The blood has completely different taste to what you might expect and tastes more like egg yolk.
Pour the contents of the pan into a shallow bowl and serve with small chunks of bread.
We needed to kill a couple of the male, incubated chickens and so we decided to make a soup with the giblets (heart, lung, kidneys), necks, chicken bones, gizzard, feet, etc.
We boiled the chicken bits and one of our pork bones in plenty of water and with some salt.
The stock was simmered for about 45 minutes and then left until we needed it in the evening.
In the evening, we reheated it, adding fine pasta. I added the finely chopped yolks of 4 hard-boiled eggs. Shortly before serving, I added the chopped white and made some croutons.
Chickens at 12 weeks
The chickens are now 12 weeks’ old and are growing well.
One of the male chickens: he’s developing white-coloured ears like his father
The males have started to adopt male posturing and one of them has even tried to crow – although the noise that came out was more like a warble.
Female Chicken at 12 weeks
None of the females has laid an egg yet.
About 10 days after the photo was taken we killed two of the males. We are going to have to kill them at some point so thought that now was as good a time as ever. They did not have much meat on them and there is massive difference between these and the chickens we kill for eating at about the same time.

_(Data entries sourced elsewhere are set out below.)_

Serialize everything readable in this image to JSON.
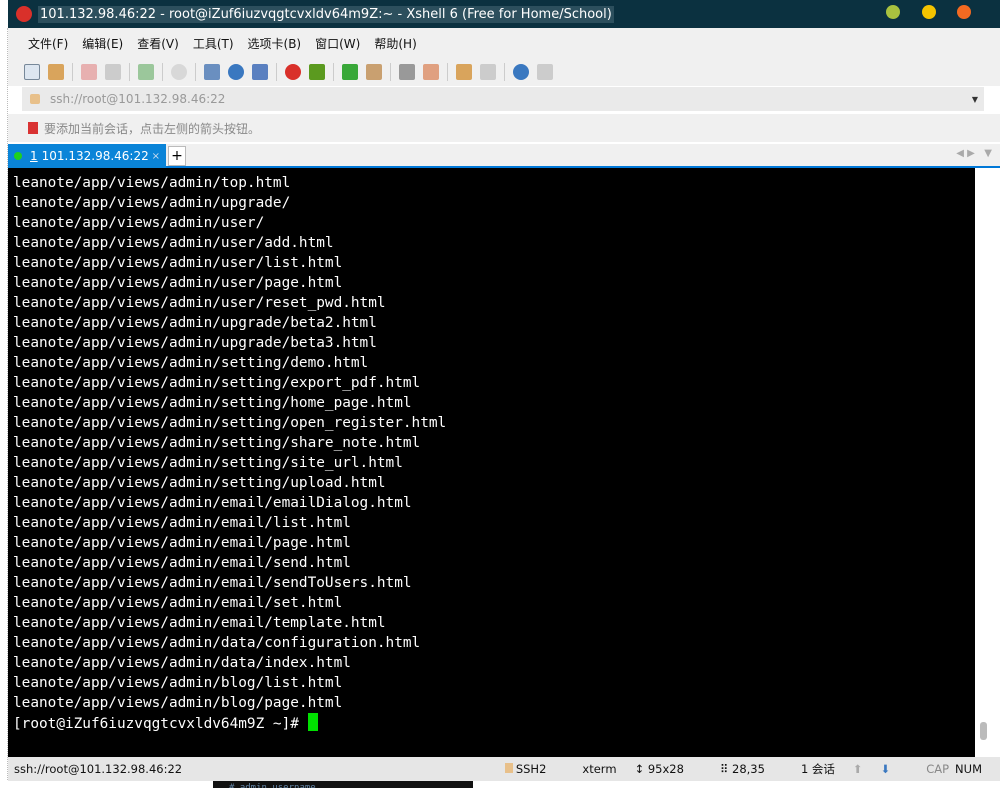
{
  "window": {
    "title": "101.132.98.46:22 - root@iZuf6iuzvqgtcvxldv64m9Z:~ - Xshell 6 (Free for Home/School)"
  },
  "menu": [
    "文件(F)",
    "编辑(E)",
    "查看(V)",
    "工具(T)",
    "选项卡(B)",
    "窗口(W)",
    "帮助(H)"
  ],
  "address": {
    "value": "ssh://root@101.132.98.46:22"
  },
  "hint": "要添加当前会话，点击左侧的箭头按钮。",
  "tab": {
    "number": "1",
    "label": "101.132.98.46:22",
    "close": "×",
    "add": "+"
  },
  "terminal": {
    "lines": [
      "leanote/app/views/admin/top.html",
      "leanote/app/views/admin/upgrade/",
      "leanote/app/views/admin/user/",
      "leanote/app/views/admin/user/add.html",
      "leanote/app/views/admin/user/list.html",
      "leanote/app/views/admin/user/page.html",
      "leanote/app/views/admin/user/reset_pwd.html",
      "leanote/app/views/admin/upgrade/beta2.html",
      "leanote/app/views/admin/upgrade/beta3.html",
      "leanote/app/views/admin/setting/demo.html",
      "leanote/app/views/admin/setting/export_pdf.html",
      "leanote/app/views/admin/setting/home_page.html",
      "leanote/app/views/admin/setting/open_register.html",
      "leanote/app/views/admin/setting/share_note.html",
      "leanote/app/views/admin/setting/site_url.html",
      "leanote/app/views/admin/setting/upload.html",
      "leanote/app/views/admin/email/emailDialog.html",
      "leanote/app/views/admin/email/list.html",
      "leanote/app/views/admin/email/page.html",
      "leanote/app/views/admin/email/send.html",
      "leanote/app/views/admin/email/sendToUsers.html",
      "leanote/app/views/admin/email/set.html",
      "leanote/app/views/admin/email/template.html",
      "leanote/app/views/admin/data/configuration.html",
      "leanote/app/views/admin/data/index.html",
      "leanote/app/views/admin/blog/list.html",
      "leanote/app/views/admin/blog/page.html"
    ],
    "prompt": "[root@iZuf6iuzvqgtcvxldv64m9Z ~]# "
  },
  "status": {
    "connection": "ssh://root@101.132.98.46:22",
    "protocol": "SSH2",
    "term": "xterm",
    "size": "95x28",
    "cursor": "28,35",
    "sessions": "1 会话",
    "cap": "CAP",
    "num": "NUM"
  },
  "background_text": "# admin username",
  "colors": {
    "titlebar": "#0b3140",
    "tab": "#0a84d8",
    "cursor": "#00e000"
  }
}
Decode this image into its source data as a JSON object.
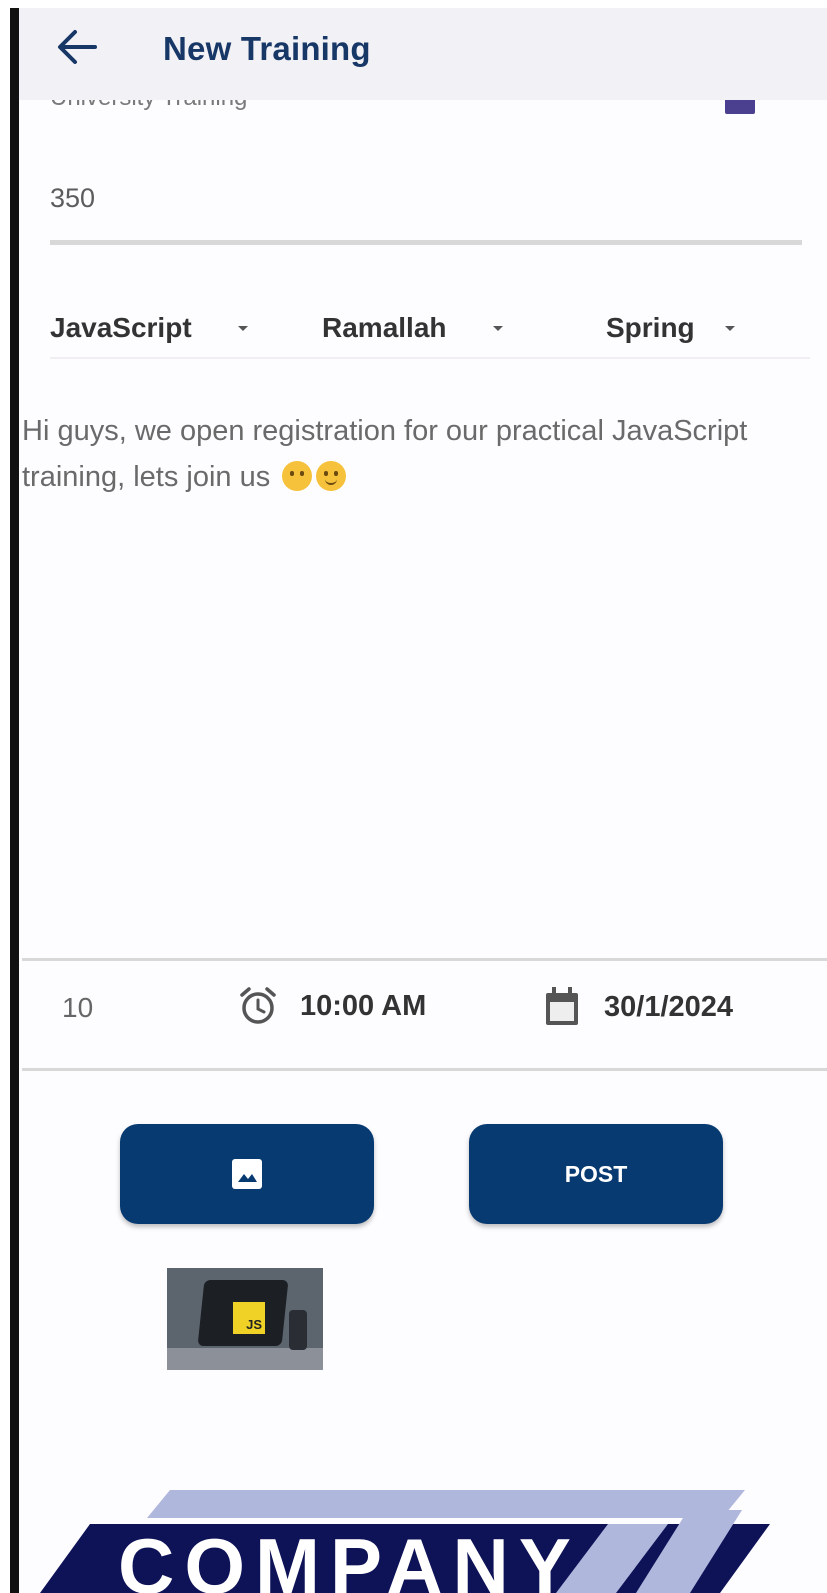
{
  "app_bar": {
    "title": "New Training",
    "back_icon": "arrow-left-icon"
  },
  "form": {
    "previous_field_text": "University Training",
    "price_value": "350",
    "dropdowns": {
      "language": "JavaScript",
      "city": "Ramallah",
      "framework": "Spring"
    },
    "description": "Hi guys, we open registration for our practical JavaScript training, lets join us",
    "seats_value": "10",
    "time_value": "10:00 AM",
    "date_value": "30/1/2024"
  },
  "actions": {
    "image_button_icon": "image-icon",
    "post_label": "POST"
  },
  "attachment": {
    "thumbnail_label": "JS"
  },
  "watermark": {
    "text": "COMPANY"
  },
  "colors": {
    "primary": "#063a71",
    "title": "#173766",
    "app_bar_bg": "#f2f1f6",
    "watermark_dark": "#0e1257",
    "watermark_light": "#b0b7dd"
  }
}
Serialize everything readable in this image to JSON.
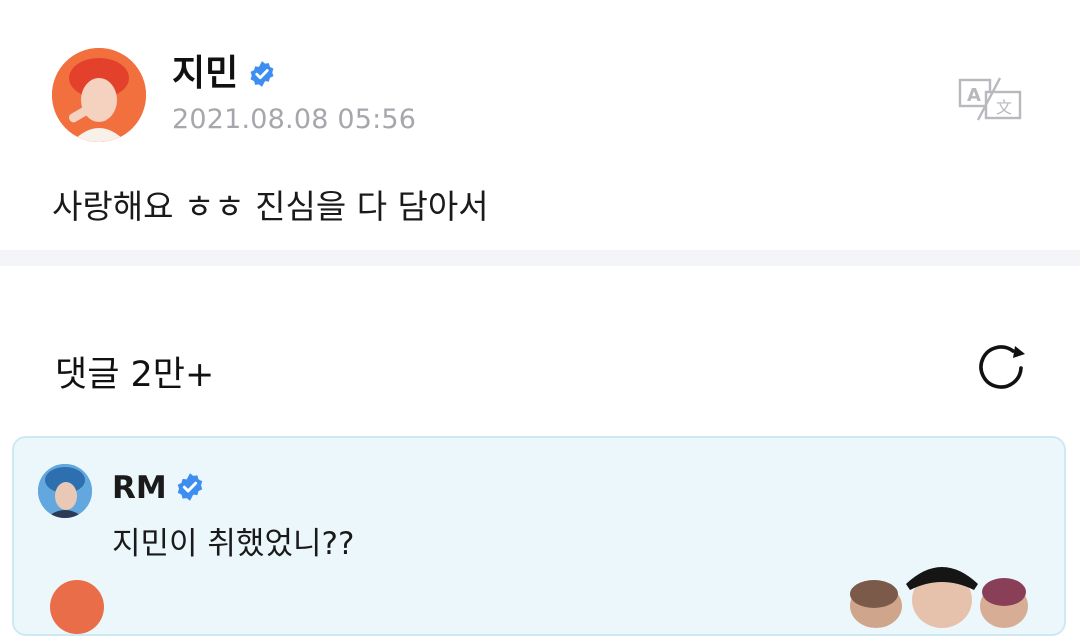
{
  "post": {
    "author": "지민",
    "timestamp": "2021.08.08 05:56",
    "text": "사랑해요 ㅎㅎ 진심을 다 담아서",
    "verified_icon": "verified-badge-icon",
    "translate_icon": "translate-icon"
  },
  "comments": {
    "title": "댓글 2만+",
    "refresh_icon": "refresh-icon",
    "pinned": {
      "author": "RM",
      "text": "지민이 취했었니??"
    }
  },
  "colors": {
    "verified": "#3d8ef0",
    "card_bg": "#ecf7fb",
    "card_border": "#cfe9f2",
    "timestamp": "#a6a6ad",
    "divider": "#f4f5f8"
  }
}
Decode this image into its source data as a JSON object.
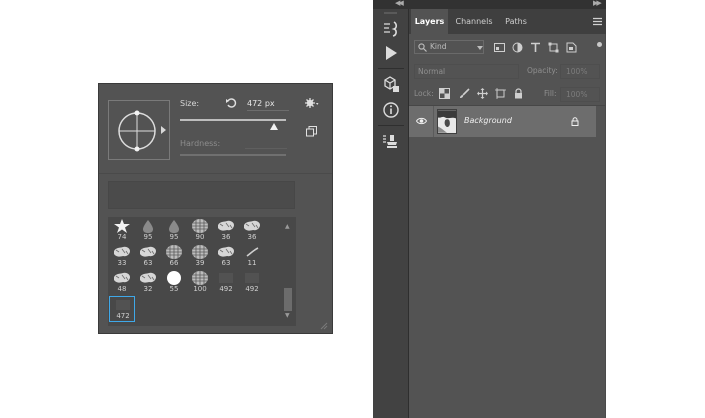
{
  "brush_picker": {
    "size_label": "Size:",
    "size_value": "472 px",
    "size_level_fraction": 0.87,
    "hardness_label": "Hardness:",
    "icons": [
      "reset-icon",
      "gear-icon",
      "new-preset-icon",
      "resize-grip-icon"
    ],
    "presets": [
      {
        "size": "74",
        "shape": "star"
      },
      {
        "size": "95",
        "shape": "drop"
      },
      {
        "size": "95",
        "shape": "drop"
      },
      {
        "size": "90",
        "shape": "texture"
      },
      {
        "size": "36",
        "shape": "splatter"
      },
      {
        "size": "36",
        "shape": "splatter"
      },
      {
        "size": "33",
        "shape": "splatter"
      },
      {
        "size": "63",
        "shape": "splatter"
      },
      {
        "size": "66",
        "shape": "texture"
      },
      {
        "size": "39",
        "shape": "texture"
      },
      {
        "size": "63",
        "shape": "splatter"
      },
      {
        "size": "11",
        "shape": "stroke"
      },
      {
        "size": "48",
        "shape": "splatter"
      },
      {
        "size": "32",
        "shape": "splatter"
      },
      {
        "size": "55",
        "shape": "round"
      },
      {
        "size": "100",
        "shape": "texture"
      },
      {
        "size": "492",
        "shape": "faint"
      },
      {
        "size": "492",
        "shape": "faint"
      },
      {
        "size": "472",
        "shape": "faint"
      }
    ],
    "selected_index": 18
  },
  "dock": {
    "icons": [
      "brush-settings-icon",
      "play-icon",
      "3d-cube-icon",
      "info-icon",
      "clone-source-icon"
    ]
  },
  "layers_panel": {
    "tabs": [
      {
        "label": "Layers",
        "active": true
      },
      {
        "label": "Channels",
        "active": false
      },
      {
        "label": "Paths",
        "active": false
      }
    ],
    "filter_label": "Kind",
    "blend_mode": "Normal",
    "opacity_label": "Opacity:",
    "opacity_value": "100%",
    "lock_label": "Lock:",
    "fill_label": "Fill:",
    "fill_value": "100%",
    "layers": [
      {
        "name": "Background",
        "visible": true,
        "locked": true
      }
    ]
  },
  "colors": {
    "panel_bg": "#535353",
    "dock_bg": "#424242",
    "tab_bar": "#3f3f3f",
    "selected_layer": "#6d6d6d",
    "selection_outline": "#3fa8e8"
  }
}
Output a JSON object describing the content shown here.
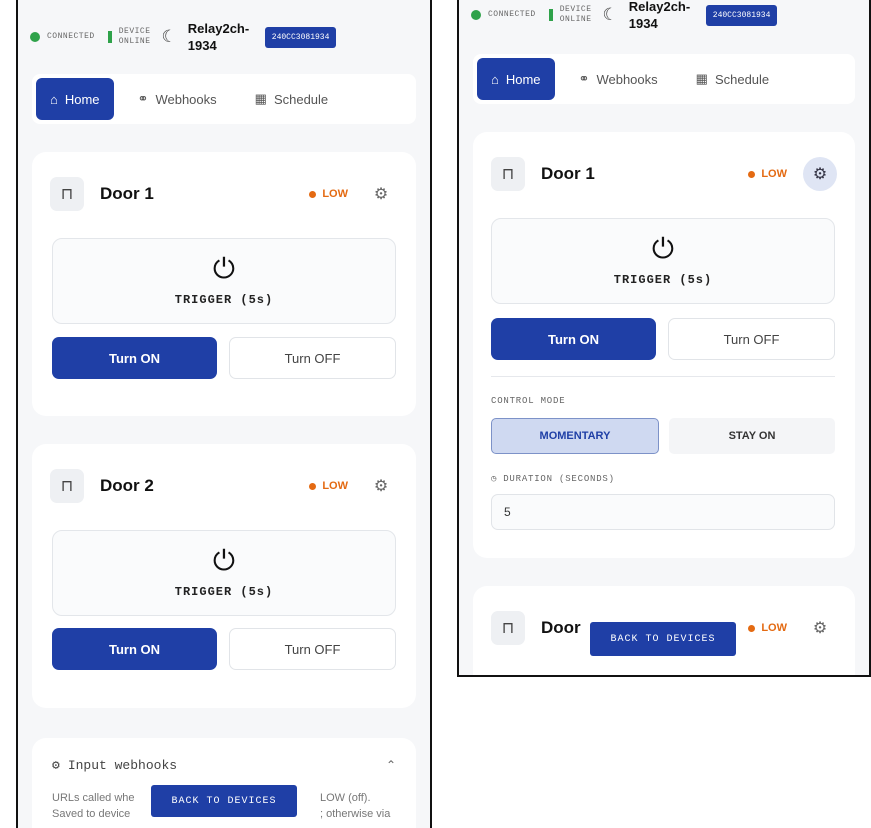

Still, we ate one (chicken casserole and chicken soup) and put the other in the freezer for later.